So easy to hate...
U.S. Chamber of Commerce President and CEO Thomas Donohue is promoting overseas outsourcing of jobs as a way to boost the economy and even increase employment...
Donohue, speaking Wednesday night to the Commonwealth Club of California, said he believes exporting high-paid tech jobs to low-cost countries such as India, China and Russia saves companies money that they may use to create new jobs for Americans.
CEOs from Wall Street to Silicon Valley have embraced the theory, and the pace of offshoring has shocked statisticians and economists.
In early June, the Bureau of Labor Statistics downwardly revised projections for white-collar job growth for 2002-2003, based on accelerated job migration. The agency reported that seven of the 10 occupations expected to gain the most ground are low-wage occupations that do not require a college degree.
Technology consulting firm Gartner Inc. estimates that 10 percent of computer services and software jobs will be moved overseas by the end of this year.
Donohue acknowledged the pain for people who have lost jobs to offshoring - an estimated 250,000 a year, according to government estimates. But pockets of unemployment shouldn't lead to "anecdotal politics and policies," he said, and people affected by offshoring should "stop whining."
Donohue, 66, past president of the American Trucking Associations and regional assistant postmaster general in San Francisco and New York, likes to say that "business should stop apologizing" for perceived abuses.
But some experts are urging politicians and lobbyists to move away from rhetoric and start talking about what to do with jobless white-collar workers in tech hubs such as Silicon Valley, Boston, Seattle and Austin, Texas.
"Endlessly debating whether offshoring is good or bad is pointless - like debating whether you've had a good trip on the Titanic while the iceberg comes into view," Forrester Research Inc. analyst John McCarthy said Wednesday. "The jobs go offshore today and the economic benefits don't come around for years. For the unemployed guy to accept business leaders' position is like believing Dick Nixon saying, `Trust me, I'll take care of it all. Things will be fine.'"
It's hard to even think of harsh enough things to say about a person like this.
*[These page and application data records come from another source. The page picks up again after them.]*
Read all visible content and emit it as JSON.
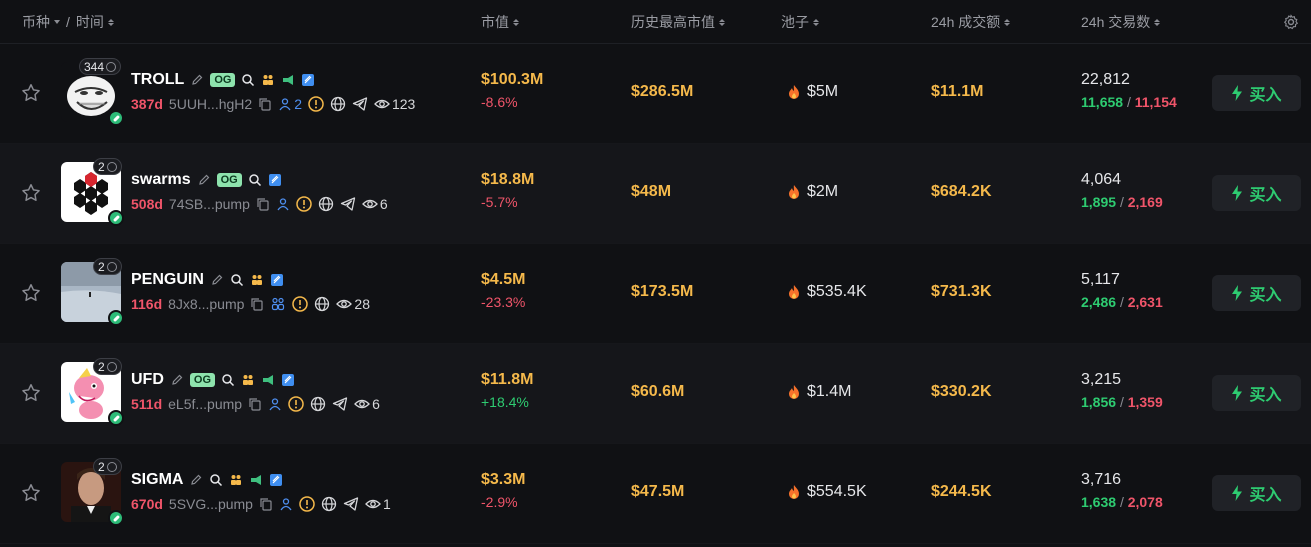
{
  "header": {
    "coin_time": "币种",
    "slash": "/",
    "time": "时间",
    "mcap": "市值",
    "ath": "历史最高市值",
    "pool": "池子",
    "vol24": "24h 成交额",
    "tx24": "24h 交易数"
  },
  "buy_label": "买入",
  "og_label": "OG",
  "rows": [
    {
      "name": "TROLL",
      "badge": "344",
      "age": "387d",
      "address": "5UUH...hgH2",
      "holders": "2",
      "views": "123",
      "mcap": "$100.3M",
      "change": "-8.6%",
      "ath": "$286.5M",
      "pool": "$5M",
      "vol": "$11.1M",
      "tx_total": "22,812",
      "buys": "11,658",
      "sells": "11,154"
    },
    {
      "name": "swarms",
      "badge": "2",
      "age": "508d",
      "address": "74SB...pump",
      "holders": "",
      "views": "6",
      "mcap": "$18.8M",
      "change": "-5.7%",
      "ath": "$48M",
      "pool": "$2M",
      "vol": "$684.2K",
      "tx_total": "4,064",
      "buys": "1,895",
      "sells": "2,169"
    },
    {
      "name": "PENGUIN",
      "badge": "2",
      "age": "116d",
      "address": "8Jx8...pump",
      "holders": "",
      "views": "28",
      "mcap": "$4.5M",
      "change": "-23.3%",
      "ath": "$173.5M",
      "pool": "$535.4K",
      "vol": "$731.3K",
      "tx_total": "5,117",
      "buys": "2,486",
      "sells": "2,631"
    },
    {
      "name": "UFD",
      "badge": "2",
      "age": "511d",
      "address": "eL5f...pump",
      "holders": "",
      "views": "6",
      "mcap": "$11.8M",
      "change": "+18.4%",
      "ath": "$60.6M",
      "pool": "$1.4M",
      "vol": "$330.2K",
      "tx_total": "3,215",
      "buys": "1,856",
      "sells": "1,359"
    },
    {
      "name": "SIGMA",
      "badge": "2",
      "age": "670d",
      "address": "5SVG...pump",
      "holders": "",
      "views": "1",
      "mcap": "$3.3M",
      "change": "-2.9%",
      "ath": "$47.5M",
      "pool": "$554.5K",
      "vol": "$244.5K",
      "tx_total": "3,716",
      "buys": "1,638",
      "sells": "2,078"
    }
  ],
  "colors": {
    "accent_gold": "#f5b94b",
    "positive": "#2ecc71",
    "negative": "#f0556a",
    "og_bg": "#8ee3ad"
  }
}
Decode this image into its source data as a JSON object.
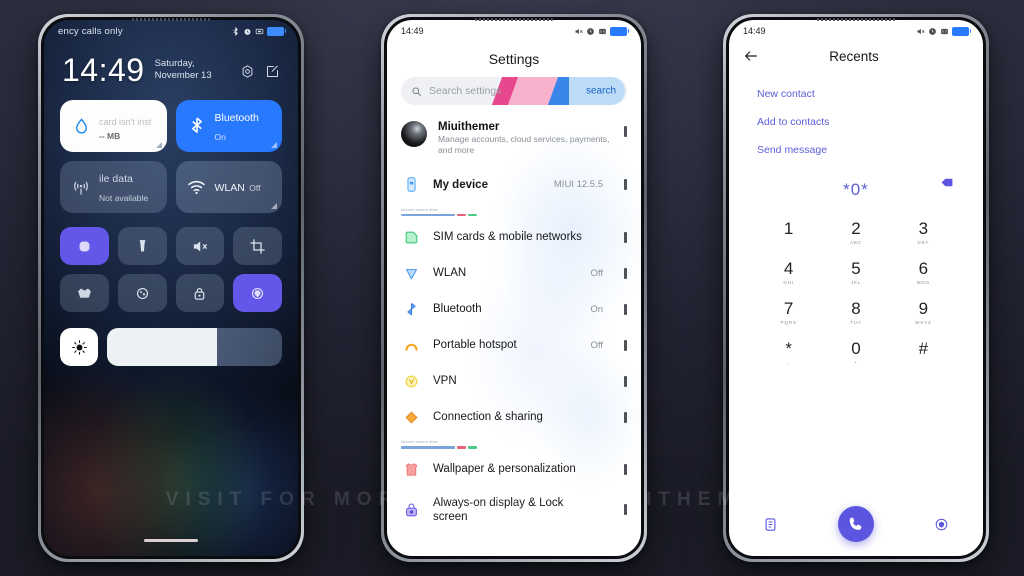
{
  "background_color": "#2a2b3c",
  "watermark": "VISIT FOR MORE THEMES - MIUITHEMER.COM",
  "phone1": {
    "name": "control-center",
    "statusbar": {
      "carrier": "ency calls only",
      "icons": [
        "bluetooth-icon",
        "alarm-icon",
        "silent-icon",
        "battery-icon"
      ]
    },
    "clock": {
      "time": "14:49",
      "date": "Saturday, November 13"
    },
    "clock_actions": [
      "settings-gear-icon",
      "edit-icon"
    ],
    "big_tiles": [
      {
        "title": "card isn't inst",
        "sub": "-- MB",
        "icon": "data-usage-drop-icon",
        "state": "white"
      },
      {
        "title": "Bluetooth",
        "sub": "On",
        "icon": "bluetooth-icon",
        "state": "on"
      },
      {
        "title": "ile data",
        "sub": "Not available",
        "icon": "mobile-signal-icon",
        "state": "off"
      },
      {
        "title": "WLAN",
        "sub": "Off",
        "icon": "wifi-icon",
        "state": "off"
      }
    ],
    "small_tiles": [
      {
        "icon": "dnd-icon",
        "on": true
      },
      {
        "icon": "flashlight-icon",
        "on": false
      },
      {
        "icon": "mute-icon",
        "on": false
      },
      {
        "icon": "screenshot-icon",
        "on": false
      },
      {
        "icon": "reading-mode-icon",
        "on": false
      },
      {
        "icon": "ultra-battery-icon",
        "on": false
      },
      {
        "icon": "lock-icon",
        "on": false
      },
      {
        "icon": "location-icon",
        "on": true
      }
    ],
    "brightness": {
      "icon": "auto-brightness-icon",
      "level_percent": 63
    }
  },
  "phone2": {
    "name": "settings",
    "statusbar": {
      "time": "14:49",
      "icons": [
        "silent-icon",
        "alarm-icon",
        "screenshot-icon",
        "battery-icon"
      ]
    },
    "title": "Settings",
    "search": {
      "placeholder": "Search settings",
      "icon": "search-icon",
      "badge": "search"
    },
    "account": {
      "name": "Miuithemer",
      "subtitle": "Manage accounts, cloud services, payments, and more",
      "avatar": "user-avatar"
    },
    "items": [
      {
        "label": "My device",
        "value": "MIUI 12.5.5",
        "icon": "phone-device-icon",
        "color": "#4ba3f5"
      },
      {
        "section": true,
        "label": "Internet secure ation"
      },
      {
        "label": "SIM cards & mobile networks",
        "value": "",
        "icon": "sim-card-icon",
        "color": "#44d07b"
      },
      {
        "label": "WLAN",
        "value": "Off",
        "icon": "wifi-shield-icon",
        "color": "#55a8f0"
      },
      {
        "label": "Bluetooth",
        "value": "On",
        "icon": "bluetooth-icon",
        "color": "#4a90f0"
      },
      {
        "label": "Portable hotspot",
        "value": "Off",
        "icon": "hotspot-icon",
        "color": "#f5a623"
      },
      {
        "label": "VPN",
        "value": "",
        "icon": "vpn-icon",
        "color": "#f2d13b"
      },
      {
        "label": "Connection & sharing",
        "value": "",
        "icon": "connection-share-icon",
        "color": "#f2921d"
      },
      {
        "section": true,
        "label": "Internet secure ation"
      },
      {
        "label": "Wallpaper & personalization",
        "value": "",
        "icon": "wallpaper-shirt-icon",
        "color": "#f07a7a"
      },
      {
        "label": "Always-on display & Lock screen",
        "value": "",
        "icon": "lock-aod-icon",
        "color": "#7b68ee"
      }
    ]
  },
  "phone3": {
    "name": "dialer-recents",
    "statusbar": {
      "time": "14:49",
      "icons": [
        "silent-icon",
        "alarm-icon",
        "screenshot-icon",
        "battery-icon"
      ]
    },
    "title": "Recents",
    "back_icon": "back-arrow-icon",
    "actions": [
      "New contact",
      "Add to contacts",
      "Send message"
    ],
    "dialed_number": "*0*",
    "backspace_icon": "backspace-icon",
    "keypad": [
      {
        "num": "1",
        "sub": ""
      },
      {
        "num": "2",
        "sub": "ABC"
      },
      {
        "num": "3",
        "sub": "DEF"
      },
      {
        "num": "4",
        "sub": "GHI"
      },
      {
        "num": "5",
        "sub": "JKL"
      },
      {
        "num": "6",
        "sub": "MNO"
      },
      {
        "num": "7",
        "sub": "PQRS"
      },
      {
        "num": "8",
        "sub": "TUV"
      },
      {
        "num": "9",
        "sub": "WXYZ"
      },
      {
        "num": "*",
        "sub": ","
      },
      {
        "num": "0",
        "sub": "+"
      },
      {
        "num": "#",
        "sub": ""
      }
    ],
    "bottom": {
      "left_icon": "contacts-list-icon",
      "call_icon": "call-icon",
      "right_icon": "shield-icon"
    },
    "accent_color": "#5b55e0"
  }
}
After the revolution he will lose everything be required to make a living as a wal-Mart greeter (after the revolution we will keep one Wal-Mart just for this purpose).